(PHP 4, PHP 5)
Related Examples ( Source code ) » session_register
Code Examples / Notes » session_register
You don't need to serialize an object before adding it to a session var
$obj = new exampel ();
and to resume the object:
$obj = $_SESSION['obj']);
sometimes you know everything was right but you still get an error Cannot send session cache limiter - headers already sent (output started at blah blah...; you may spend an hour until you discover that your php tag was at the second line of your script. this is true specially when you are under pressure..i hope this will help...
Please note that if you use a "|" sign in a variable name your entire session will be cleared, so the example below will clear out all the contents of your session.
$_SESSION["foo|bar"] = "foo";
It took me quite some time finding out why my session data kept disappearing. According to this bugreport this behaviour is intended.
Make sure you put session_start() at the beggining of your script.
My sessions kept unsetting and I finally figured out why.
But I was outputting html prior to calling session_start(), which prevented it from succeeding becouse it uses the header function to place the cookies.
Once html has been outputed, session_start() can't use the header function to set cookies, hence session_start() fails and no session can be started.
If you are using sessions and use session_register() to register objects, these objects are serialized automatically at the end of each PHP page, and are unserialized automatically on each of the following pages. This basically means that these objects can show up on any of your pages once they become part of your session.

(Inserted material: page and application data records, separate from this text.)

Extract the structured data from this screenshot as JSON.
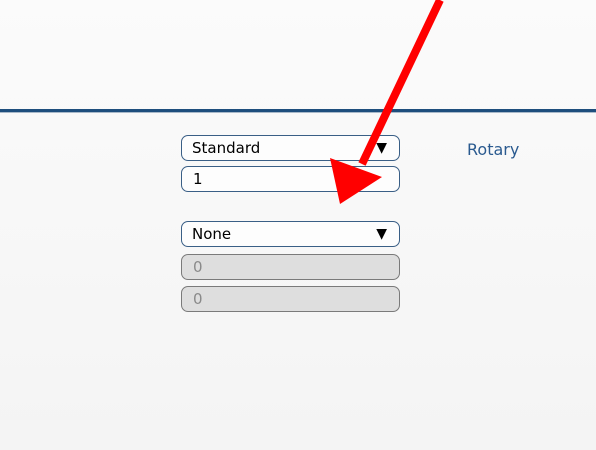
{
  "form": {
    "type_select": {
      "value": "Standard",
      "arrow": "▼"
    },
    "number_input": {
      "value": "1"
    },
    "mode_select": {
      "value": "None",
      "arrow": "▼"
    },
    "disabled_input_1": {
      "value": "0"
    },
    "disabled_input_2": {
      "value": "0"
    }
  },
  "side_link": {
    "label": "Rotary"
  },
  "annotation": {
    "color": "#ff0000",
    "icon": "red-arrow"
  },
  "colors": {
    "header_rule": "#1e4e7d",
    "field_border": "#3a5f86",
    "link": "#2a5a8f"
  }
}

I've noticed that if you try to assign a value to a session variable with a numeric name, the variable will not exist in future sessions.
For example, if you do something like:
$_SESSION['14'] = "blah";
Array (  => "blah" )
But if on another page (with same session) you try
$_SESSION will no longer exist.
Maybe everyone else already knows this, but I didn't realize it until messing around with a broken script for quite a while.
I wasted about two days trying to figure out why some of my session data was being lost. The problem occurred intermittently and I was nearly convinced it had to be a PHP bug.
Since my session data was being stored in mysql, I finally thought to check the definition of the session table. The session data was stored in a column of type 'text' (which can only hold 65,535 bytes of data).
Changing the session column to type 'mediumtext' (which can hold 16,777,215 bytes) solved the problem.
Perhaps this tip will help someone else who may be experiencing similar session loss problems.
Do not even think of using "global" together with "$_SESSION":
// Will only work on some servers (or some PHP-Versions - I don't know):
// correct way:
took me hours to recognize :/